Near-ambient pressure X-ray photoelectron spectroscopy (NAP-XPS)

The SPECS NAP-XPS system is a technique which allows for XPS characterisation under realistic conditions. XPS is a spectroscopic technique that allows for the chemical composition of the surface analysis of a sample to be determined; this is done through soft X-rays being fired at the sample and photoelectrons ejected.

These ejected photoelectrons carry information about the elements that are present in the sample and their bonding environment. Critically, only electrons from the very surface of the sample escape and reach the detector – thus making XPS a surface-sensitive technique. During the testing process, the sample and the detector are kept under high vacuum conditions during measurement, this is to ensure that the photoelectrons are not absorbed by air molecules before reaching the detector.

XPS has been used for a number of years in order to study surfaces, and it is regularly used in fields such as; catalysis, corrosion and electrochemistry – where the chemical nature of the surface of the sample is critical. However, there is a major drawback – it is used as post mortem technique. As the sample must be kept in high vacuum conditions during the measurement, scientists can only observe the state of the sample before and after a chemical reaction has occurred. It is not possible to look at the surface during a chemical reaction, which is the most interesting and sometimes, most informative part.

NAP-XPS overcomes this limitation by placing the sample inside a special high pressure cell connected to the analyser through several layers of differential pumping. This means that surfaces can be studied in-situ during chemical reactions; for example, following the surface chemistry of a catalyst while it is operating.

NAP-XPS represents a revolution in the field, allowing for the XPS characterisation of a sample in a gaseous environment. This is achieved through the maintenance of containing the sample in a high pressure cell that is only open to the analyser via a small aperture. A series of pumping stages after this aperture quickly reduce the pressure back down to high vacuum, and so limits the distance that the electrons have to travel through the high pressure of the gas. By placing the surface of the sample close to this aperture, the area under analysis can be in a high pressure of gas, whilst also allowing a usable fraction of the emitted photoelectrons to escape and reach the detector.

XPS is a common analytical tool used for quantitative measurement of the elemental composition as well as specific chemical state information of the surface constituents. It allows us to probe chemical interactions on the atomic level for vapor/solid interfaces. NAP-XPS also allows the investigation of the electronic and structural properties of small organics.

What it can do:

In the NAP cell

  • Analysis of samples in the presence of a gas (or a mixture of gases) up to a total pressure of 25mbar.
  • Heating/cooling of samples from -0ºC to 700ºC during analysis.
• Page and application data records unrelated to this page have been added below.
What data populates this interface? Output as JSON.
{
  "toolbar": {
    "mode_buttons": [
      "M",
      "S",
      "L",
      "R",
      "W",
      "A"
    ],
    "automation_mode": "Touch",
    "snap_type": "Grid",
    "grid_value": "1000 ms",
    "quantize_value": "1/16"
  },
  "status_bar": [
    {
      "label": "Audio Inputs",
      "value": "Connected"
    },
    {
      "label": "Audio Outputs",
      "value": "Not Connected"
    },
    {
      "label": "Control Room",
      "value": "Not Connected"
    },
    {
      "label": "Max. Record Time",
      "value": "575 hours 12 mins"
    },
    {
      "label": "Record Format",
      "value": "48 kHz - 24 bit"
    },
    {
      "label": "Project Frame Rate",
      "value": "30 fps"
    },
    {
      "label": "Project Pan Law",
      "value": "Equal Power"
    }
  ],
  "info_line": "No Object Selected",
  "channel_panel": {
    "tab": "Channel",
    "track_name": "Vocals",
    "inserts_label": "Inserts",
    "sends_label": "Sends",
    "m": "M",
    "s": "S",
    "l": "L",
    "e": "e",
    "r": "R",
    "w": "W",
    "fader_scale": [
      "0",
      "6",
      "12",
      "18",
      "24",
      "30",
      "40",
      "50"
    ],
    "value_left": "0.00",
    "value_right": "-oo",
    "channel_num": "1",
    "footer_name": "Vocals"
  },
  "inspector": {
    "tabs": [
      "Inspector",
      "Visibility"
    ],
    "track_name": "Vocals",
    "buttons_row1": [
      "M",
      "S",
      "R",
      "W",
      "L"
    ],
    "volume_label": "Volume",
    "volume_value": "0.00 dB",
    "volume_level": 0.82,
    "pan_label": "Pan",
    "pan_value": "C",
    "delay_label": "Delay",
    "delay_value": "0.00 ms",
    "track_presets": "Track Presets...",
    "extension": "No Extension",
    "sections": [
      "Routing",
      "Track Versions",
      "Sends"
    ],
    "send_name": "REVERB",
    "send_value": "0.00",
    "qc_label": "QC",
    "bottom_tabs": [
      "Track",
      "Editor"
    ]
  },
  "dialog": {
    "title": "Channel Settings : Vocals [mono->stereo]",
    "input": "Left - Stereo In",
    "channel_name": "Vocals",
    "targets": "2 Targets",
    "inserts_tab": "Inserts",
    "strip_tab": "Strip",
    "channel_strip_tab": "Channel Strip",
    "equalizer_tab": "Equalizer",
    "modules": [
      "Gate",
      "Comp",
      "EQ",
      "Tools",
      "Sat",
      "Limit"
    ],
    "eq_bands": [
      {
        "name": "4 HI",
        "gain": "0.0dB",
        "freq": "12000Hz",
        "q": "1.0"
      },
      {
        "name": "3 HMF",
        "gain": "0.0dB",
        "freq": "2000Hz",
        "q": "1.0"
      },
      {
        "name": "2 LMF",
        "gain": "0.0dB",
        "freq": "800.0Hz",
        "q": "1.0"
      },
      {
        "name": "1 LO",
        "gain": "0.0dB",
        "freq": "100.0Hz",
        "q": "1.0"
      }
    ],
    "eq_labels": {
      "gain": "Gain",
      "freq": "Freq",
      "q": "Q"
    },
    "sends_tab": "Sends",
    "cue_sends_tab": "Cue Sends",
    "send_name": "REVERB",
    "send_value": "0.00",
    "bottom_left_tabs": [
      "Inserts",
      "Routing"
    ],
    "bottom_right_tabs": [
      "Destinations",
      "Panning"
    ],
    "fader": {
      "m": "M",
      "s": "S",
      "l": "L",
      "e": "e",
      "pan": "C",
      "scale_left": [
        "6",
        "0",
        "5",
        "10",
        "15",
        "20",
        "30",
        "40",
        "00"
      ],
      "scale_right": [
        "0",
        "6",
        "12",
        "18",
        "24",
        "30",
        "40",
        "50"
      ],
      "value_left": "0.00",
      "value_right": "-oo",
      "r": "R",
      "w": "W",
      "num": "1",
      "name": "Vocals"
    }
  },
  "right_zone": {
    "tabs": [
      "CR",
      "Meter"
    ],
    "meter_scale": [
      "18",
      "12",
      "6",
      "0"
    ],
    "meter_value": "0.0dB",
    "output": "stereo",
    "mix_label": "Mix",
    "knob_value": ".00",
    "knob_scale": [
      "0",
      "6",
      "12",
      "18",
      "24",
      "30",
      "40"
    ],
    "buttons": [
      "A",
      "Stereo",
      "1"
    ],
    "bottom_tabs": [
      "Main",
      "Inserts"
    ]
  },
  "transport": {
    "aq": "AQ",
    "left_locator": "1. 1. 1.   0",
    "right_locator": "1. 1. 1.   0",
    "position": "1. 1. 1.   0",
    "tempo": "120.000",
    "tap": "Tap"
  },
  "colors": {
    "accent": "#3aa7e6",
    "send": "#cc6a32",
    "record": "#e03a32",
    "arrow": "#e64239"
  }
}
In UHV (Ultra High Vacuum)

  • Standard UHV sample prep (sputter/anneal cycles).
  • Cluster-ion sputtering (depth profiling of fragile samples such as polymers).
  • Dedicated chamber for evaporation of organics etc.
  • LEED (Low-energy electron diffraction).